_ACTION ITEM_
If a line below contains the string "Remarks", return that line.

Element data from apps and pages
________________________________________

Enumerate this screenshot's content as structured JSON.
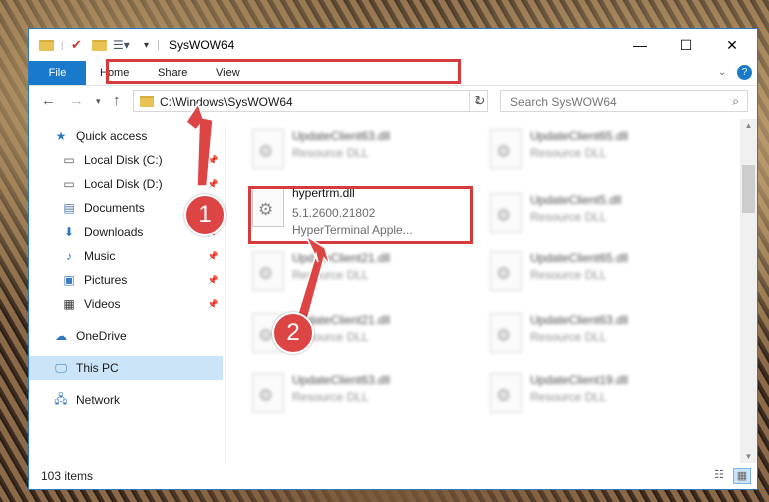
{
  "window": {
    "title": "SysWOW64",
    "controls": {
      "minimize": "—",
      "maximize": "☐",
      "close": "✕"
    }
  },
  "ribbon": {
    "tabs": [
      {
        "label": "File"
      },
      {
        "label": "Home"
      },
      {
        "label": "Share"
      },
      {
        "label": "View"
      }
    ],
    "collapse_icon": "chevron-down-icon",
    "help_icon": "?"
  },
  "address_bar": {
    "path": "C:\\Windows\\SysWOW64",
    "search_placeholder": "Search SysWOW64"
  },
  "sidebar": {
    "items": [
      {
        "label": "Quick access",
        "icon": "star-icon",
        "pinned": false
      },
      {
        "label": "Local Disk (C:)",
        "icon": "drive-icon",
        "pinned": true
      },
      {
        "label": "Local Disk (D:)",
        "icon": "drive-icon",
        "pinned": true
      },
      {
        "label": "Documents",
        "icon": "documents-icon",
        "pinned": true
      },
      {
        "label": "Downloads",
        "icon": "downloads-icon",
        "pinned": true
      },
      {
        "label": "Music",
        "icon": "music-icon",
        "pinned": true
      },
      {
        "label": "Pictures",
        "icon": "pictures-icon",
        "pinned": true
      },
      {
        "label": "Videos",
        "icon": "videos-icon",
        "pinned": true
      },
      {
        "label": "OneDrive",
        "icon": "cloud-icon",
        "pinned": false
      },
      {
        "label": "This PC",
        "icon": "computer-icon",
        "pinned": false,
        "selected": true
      },
      {
        "label": "Network",
        "icon": "network-icon",
        "pinned": false
      }
    ]
  },
  "files": [
    {
      "name": "UpdateClient63.dll",
      "sub": "Resource DLL",
      "blurred": true
    },
    {
      "name": "UpdateClient65.dll",
      "sub": "Resource DLL",
      "blurred": true
    },
    {
      "name": "hypertrm.dll",
      "version": "5.1.2600.21802",
      "description": "HyperTerminal Apple...",
      "blurred": false,
      "highlighted": true
    },
    {
      "name": "UpdateClient5.dll",
      "sub": "Resource DLL",
      "blurred": true
    },
    {
      "name": "UpdateClient21.dll",
      "sub": "Resource DLL",
      "blurred": true
    },
    {
      "name": "UpdateClient65.dll",
      "sub": "Resource DLL",
      "blurred": true
    },
    {
      "name": "UpdateClient21.dll",
      "sub": "Resource DLL",
      "blurred": true
    },
    {
      "name": "UpdateClient63.dll",
      "sub": "Resource DLL",
      "blurred": true
    },
    {
      "name": "UpdateClient63.dll",
      "sub": "Resource DLL",
      "blurred": true
    },
    {
      "name": "UpdateClient19.dll",
      "sub": "Resource DLL",
      "blurred": true
    }
  ],
  "status_bar": {
    "item_count": "103 items"
  },
  "callouts": [
    {
      "number": "1"
    },
    {
      "number": "2"
    }
  ],
  "colors": {
    "accent": "#1979ca",
    "highlight": "#d63a3a",
    "selected": "#cce4f7"
  }
}
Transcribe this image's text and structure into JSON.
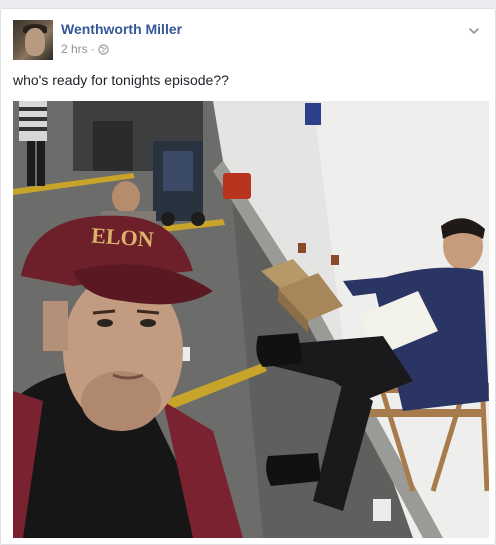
{
  "post": {
    "author": "Wenthworth Miller",
    "time": "2 hrs",
    "separator": "·",
    "text": "who's ready for tonights episode??",
    "audience_icon": "globe-icon",
    "menu_icon": "chevron-down-icon"
  },
  "photo": {
    "cap_text": "ELON"
  },
  "colors": {
    "author_link": "#365899",
    "meta_gray": "#90949c",
    "body_text": "#1d2129",
    "page_bg": "#e9ebee"
  }
}
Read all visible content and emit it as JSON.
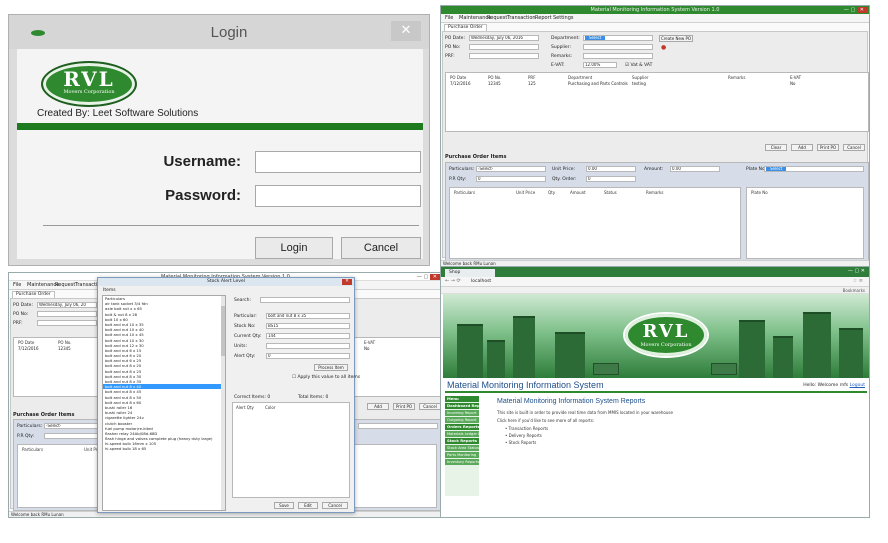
{
  "login": {
    "title": "Login",
    "close_glyph": "✕",
    "logo": "RVL",
    "logo_sub": "Movers Corporation",
    "credit": "Created By: Leet Software Solutions",
    "username_label": "Username:",
    "password_label": "Password:",
    "login_button": "Login",
    "cancel_button": "Cancel"
  },
  "app": {
    "title": "Material Monitoring Information System Version 1.0",
    "menu": [
      "File",
      "Maintenance",
      "Request",
      "Transaction",
      "Report",
      "Settings"
    ],
    "tab": "Purchase Order",
    "status": "Welcome back RMu Lunan",
    "window_controls": "— ▢",
    "close_glyph": "✕"
  },
  "po_window": {
    "po_date_label": "PO Date:",
    "po_date_value": "Wednesday,     July    06, 2016",
    "po_no_label": "PO No:",
    "prf_label": "PRF:",
    "department_label": "Department:",
    "department_value": "Select",
    "supplier_label": "Supplier:",
    "remarks_label": "Remarks:",
    "evat_label": "E-VAT:",
    "evat_value": "12.00%",
    "vat_check_label": "Vat & VAT",
    "create_button": "Create New PO",
    "grid_headers": [
      "PO Date",
      "PO No.",
      "PRF",
      "Department",
      "Supplier",
      "Remarks",
      "E-VAT"
    ],
    "grid_row": [
      "7/12/2016",
      "12345",
      "125",
      "Purchasing and Parts Controls",
      "testing",
      "",
      "No"
    ],
    "buttons": [
      "Clear",
      "Add",
      "Print PO",
      "Cancel"
    ],
    "items_section": "Purchase Order Items",
    "particulars_label": "Particulars:",
    "particulars_value": "-Select-",
    "unit_price_label": "Unit Price:",
    "unit_price_value": "0.00",
    "amount_label": "Amount:",
    "amount_value": "0.00",
    "pr_qty_label": "P.R Qty:",
    "pr_qty_value": "0",
    "qty_order_label": "Qty. Order:",
    "qty_order_value": "0",
    "plate_label": "Plate No:",
    "plate_value": "Select",
    "item_headers": [
      "Particulars",
      "Unit Price",
      "Qty",
      "Amount",
      "Status",
      "Remarks"
    ],
    "plate_header": "Plate No"
  },
  "stock_window": {
    "po_date_label": "PO Date:",
    "po_date_value": "Wednesday,     July    06, 20",
    "po_no_label": "PO No:",
    "prf_label": "PRF:",
    "grid_headers": [
      "PO Date",
      "PO No."
    ],
    "grid_row": [
      "7/12/2016",
      "12345"
    ],
    "evat_header": "E-VAT",
    "evat_value": "No",
    "buttons": [
      "Add",
      "Print PO",
      "Cancel"
    ],
    "items_section": "Purchase Order Items",
    "particulars_label": "Particulars:",
    "particulars_value": "-Select-",
    "pr_qty_label": "P.R Qty:",
    "item_headers": [
      "Particulars",
      "Unit Pr"
    ]
  },
  "stock_dialog": {
    "title": "Stock Alert Level",
    "items_label": "Items",
    "search_label": "Search:",
    "particular_label": "Particular:",
    "particular_value": "bolt and nut 8 x 35",
    "stock_no_label": "Stock No:",
    "stock_no_value": "BS15",
    "current_qty_label": "Current Qty:",
    "current_qty_value": "144",
    "units_label": "Units:",
    "alert_qty_label": "Alert Qty:",
    "alert_qty_value": "0",
    "process_button": "Process Item",
    "apply_all_label": "Apply this value to all items",
    "correct_items": "Correct Items: 0",
    "total_items": "Total Items: 0",
    "list_headers": [
      "Alert Qty",
      "Color"
    ],
    "footer_buttons": [
      "Save",
      "Edit",
      "Cancel"
    ],
    "items": [
      "Particulars",
      "air tank socket 3/4 fdn",
      "axle bolt nut x x 65",
      "bolt & nut 8 x 28",
      "bolt 10 x 60",
      "bolt and nut 10 x 35",
      "bolt and nut 10 x 40",
      "bolt and nut 10 x 45",
      "bolt and nut 10 x 30",
      "bolt and nut 12 x 30",
      "bolt and nut 6 x 15",
      "bolt and nut 6 x 20",
      "bolt and nut 6 x 25",
      "bolt and nut 8 x 20",
      "bolt and nut 8 x 25",
      "bolt and nut 8 x 30",
      "bolt and nut 8 x 35",
      "bolt and nut 8 x 40",
      "bolt and nut 8 x 45",
      "bolt and nut 8 x 50",
      "bolt and nut 8 x 60",
      "bushi roller 16",
      "bushi roller 24",
      "cigarette lighter 24v",
      "clutch booster",
      "fuel pump motor/re-kited",
      "flasher relay 24Ab/08d-68D",
      "flash hinge and valves complete plug (heavy duty large)",
      "hi-speed bulb 16mm x 105",
      "hi-speed bulb 18 x 65"
    ],
    "selected_index": 17
  },
  "browser": {
    "tab_label": "Shop",
    "url": "localhost",
    "bookmarks": "Bookmarks",
    "logo": "RVL",
    "logo_sub": "Movers Corporation",
    "site_title": "Material Monitoring Information System",
    "user_text": "Hello: Welcome rnfs",
    "logout": "Logout",
    "sidebar": [
      {
        "head": "Menu",
        "items": []
      },
      {
        "head": "Dashboard Reports",
        "items": [
          "Incoming Report",
          "Outgoing Report"
        ]
      },
      {
        "head": "Orders Reports",
        "items": [
          "Materials Ledger Reports"
        ]
      },
      {
        "head": "Stock Reports",
        "items": [
          "Stock Area Status",
          "Parts Monitoring",
          "Inventory Reports"
        ]
      }
    ],
    "main_title": "Material Monitoring Information System Reports",
    "main_line1": "This site is built in order to provide real time data from MMIS located in your warehouse",
    "main_line2": "Click here if you'd like to see more of all reports:",
    "bullets": [
      "Transaction Reports",
      "Delivery Reports",
      "Stock Reports"
    ]
  }
}
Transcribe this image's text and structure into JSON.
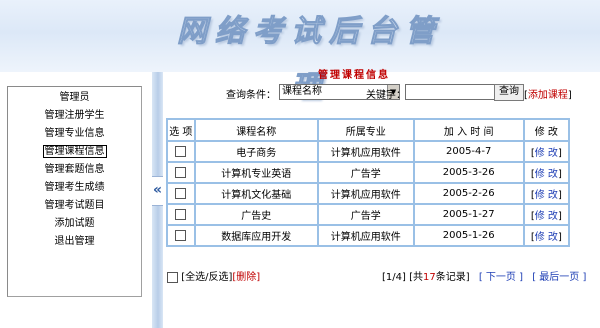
{
  "banner": {
    "title": "网络考试后台管理"
  },
  "sidebar": {
    "items": [
      {
        "label": "管理员",
        "active": false
      },
      {
        "label": "管理注册学生",
        "active": false
      },
      {
        "label": "管理专业信息",
        "active": false
      },
      {
        "label": "管理课程信息",
        "active": true
      },
      {
        "label": "管理套题信息",
        "active": false
      },
      {
        "label": "管理考生成绩",
        "active": false
      },
      {
        "label": "管理考试题目",
        "active": false
      },
      {
        "label": "添加试题",
        "active": false
      },
      {
        "label": "退出管理",
        "active": false
      }
    ],
    "collapse_icon": "double-chevron-left-icon"
  },
  "page": {
    "title": "管理课程信息"
  },
  "search": {
    "condition_label": "查询条件：",
    "condition_value": "课程名称",
    "keyword_label": "关键字：",
    "keyword_value": "",
    "button_label": "查询",
    "add_link_open": "[",
    "add_link_label": "添加课程",
    "add_link_close": "]"
  },
  "table": {
    "headers": [
      "选 项",
      "课程名称",
      "所属专业",
      "加 入 时 间",
      "修 改"
    ],
    "rows": [
      {
        "name": "电子商务",
        "major": "计算机应用软件",
        "date": "2005-4-7",
        "edit": "修 改"
      },
      {
        "name": "计算机专业英语",
        "major": "广告学",
        "date": "2005-3-26",
        "edit": "修 改"
      },
      {
        "name": "计算机文化基础",
        "major": "计算机应用软件",
        "date": "2005-2-26",
        "edit": "修 改"
      },
      {
        "name": "广告史",
        "major": "广告学",
        "date": "2005-1-27",
        "edit": "修 改"
      },
      {
        "name": "数据库应用开发",
        "major": "计算机应用软件",
        "date": "2005-1-26",
        "edit": "修 改"
      }
    ]
  },
  "footer": {
    "select_all_label": "[全选/反选]",
    "delete_label": "[删除]",
    "page_info": "[1/4]",
    "total_prefix": "[共",
    "total_count": "17",
    "total_suffix": "条记录]",
    "next_label": "[ 下一页 ]",
    "last_label": "[ 最后一页 ]"
  },
  "colors": {
    "accent_red": "#c00000",
    "link_blue": "#1f3fb5",
    "table_border": "#9ac0e6",
    "banner_bg": "#dce8f7"
  }
}
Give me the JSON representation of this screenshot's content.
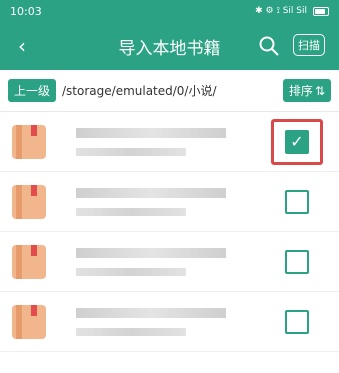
{
  "status": {
    "time": "10:03",
    "indicators": "✱  ⚙  ⟟  Sil  Sil"
  },
  "appbar": {
    "title": "导入本地书籍",
    "scan_label": "扫描"
  },
  "path": {
    "up_label": "上一级",
    "value": "/storage/emulated/0/小说/",
    "sort_label": "排序"
  },
  "rows": [
    {
      "checked": true
    },
    {
      "checked": false
    },
    {
      "checked": false
    },
    {
      "checked": false
    }
  ],
  "colors": {
    "accent": "#2aa283",
    "highlight": "#d84a4a"
  }
}
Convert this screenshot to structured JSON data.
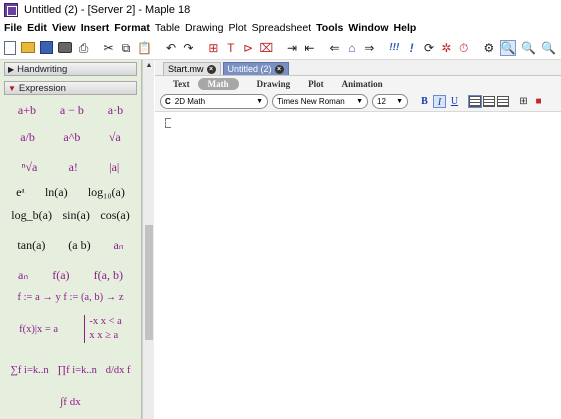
{
  "window": {
    "title": "Untitled (2) - [Server 2] - Maple 18"
  },
  "menu": [
    {
      "label": "File",
      "bold": true
    },
    {
      "label": "Edit",
      "bold": true
    },
    {
      "label": "View",
      "bold": true
    },
    {
      "label": "Insert",
      "bold": true
    },
    {
      "label": "Format",
      "bold": true
    },
    {
      "label": "Table",
      "bold": false
    },
    {
      "label": "Drawing",
      "bold": false
    },
    {
      "label": "Plot",
      "bold": false
    },
    {
      "label": "Spreadsheet",
      "bold": false
    },
    {
      "label": "Tools",
      "bold": true
    },
    {
      "label": "Window",
      "bold": true
    },
    {
      "label": "Help",
      "bold": true
    }
  ],
  "toolbar": {
    "text_tool_glyph": "T",
    "exec_glyph": "!!!",
    "exec_one_glyph": "!"
  },
  "palettes": {
    "handwriting": "Handwriting",
    "expression": "Expression",
    "items": {
      "r1": [
        "a+b",
        "a − b",
        "a·b"
      ],
      "r2": [
        "a/b",
        "a^b",
        "√a"
      ],
      "r3": [
        "ⁿ√a",
        "a!",
        "|a|"
      ],
      "r4": [
        "eᵃ",
        "ln(a)",
        "log₁₀(a)"
      ],
      "r5": [
        "log_b(a)",
        "sin(a)",
        "cos(a)"
      ],
      "r6": [
        "tan(a)",
        "(a b)",
        "aₙ"
      ],
      "r7": [
        "aₙ",
        "f(a)",
        "f(a, b)"
      ],
      "r8": "f := a → y  f := (a, b) → z",
      "r9_left": "f(x)|x = a",
      "r9_right_top": "-x  x < a",
      "r9_right_bottom": "x  x ≥ a",
      "r10": [
        "∑f  i=k..n",
        "∏f  i=k..n",
        "d/dx f"
      ],
      "r11": "∫f dx"
    }
  },
  "document": {
    "tabs": [
      {
        "label": "Start.mw",
        "active": false
      },
      {
        "label": "Untitled (2)",
        "active": true
      }
    ],
    "modes": [
      "Text",
      "Math",
      "Drawing",
      "Plot",
      "Animation"
    ],
    "active_mode": "Math",
    "format": {
      "style": "2D Math",
      "style_prefix": "C",
      "font": "Times New Roman",
      "size": "12",
      "bold": "B",
      "italic": "I",
      "underline": "U"
    }
  }
}
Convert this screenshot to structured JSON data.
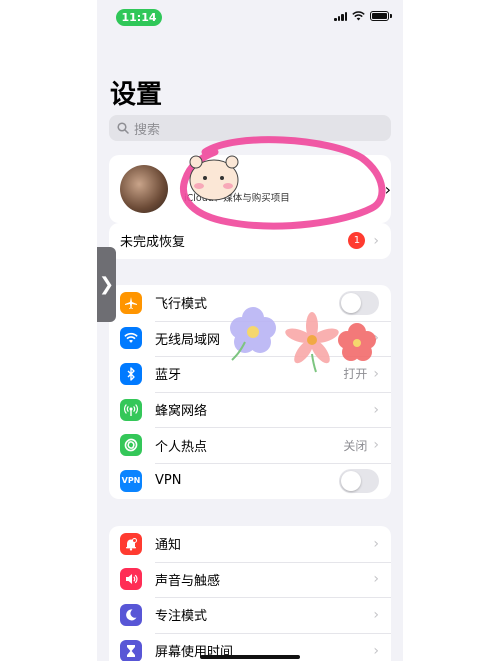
{
  "status_bar": {
    "time": "11:14"
  },
  "page": {
    "title": "设置"
  },
  "search": {
    "placeholder": "搜索"
  },
  "profile": {
    "subtitle": "iCloud、媒体与购买项目"
  },
  "recovery": {
    "label": "未完成恢复",
    "badge": "1"
  },
  "connectivity": [
    {
      "label": "飞行模式",
      "icon": "airplane-icon",
      "color": "#ff9500",
      "control": "toggle"
    },
    {
      "label": "无线局域网",
      "icon": "wifi-icon",
      "color": "#007aff",
      "control": "chevron",
      "value": ""
    },
    {
      "label": "蓝牙",
      "icon": "bluetooth-icon",
      "color": "#007aff",
      "control": "chevron",
      "value": "打开"
    },
    {
      "label": "蜂窝网络",
      "icon": "cellular-icon",
      "color": "#34c759",
      "control": "chevron"
    },
    {
      "label": "个人热点",
      "icon": "hotspot-icon",
      "color": "#34c759",
      "control": "chevron",
      "value": "关闭"
    },
    {
      "label": "VPN",
      "icon": "vpn-icon",
      "icon_text": "VPN",
      "color": "#0a84ff",
      "control": "toggle"
    }
  ],
  "general": [
    {
      "label": "通知",
      "icon": "bell-icon",
      "color": "#ff3b30"
    },
    {
      "label": "声音与触感",
      "icon": "speaker-icon",
      "color": "#ff2d55"
    },
    {
      "label": "专注模式",
      "icon": "moon-icon",
      "color": "#5856d6"
    },
    {
      "label": "屏幕使用时间",
      "icon": "hourglass-icon",
      "color": "#5856d6"
    }
  ],
  "colors": {
    "annotation": "#f0479b"
  }
}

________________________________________

_TASK RESULT_
    "remarks_label": "Remarks:",
      "Remarks",
      "Remarks"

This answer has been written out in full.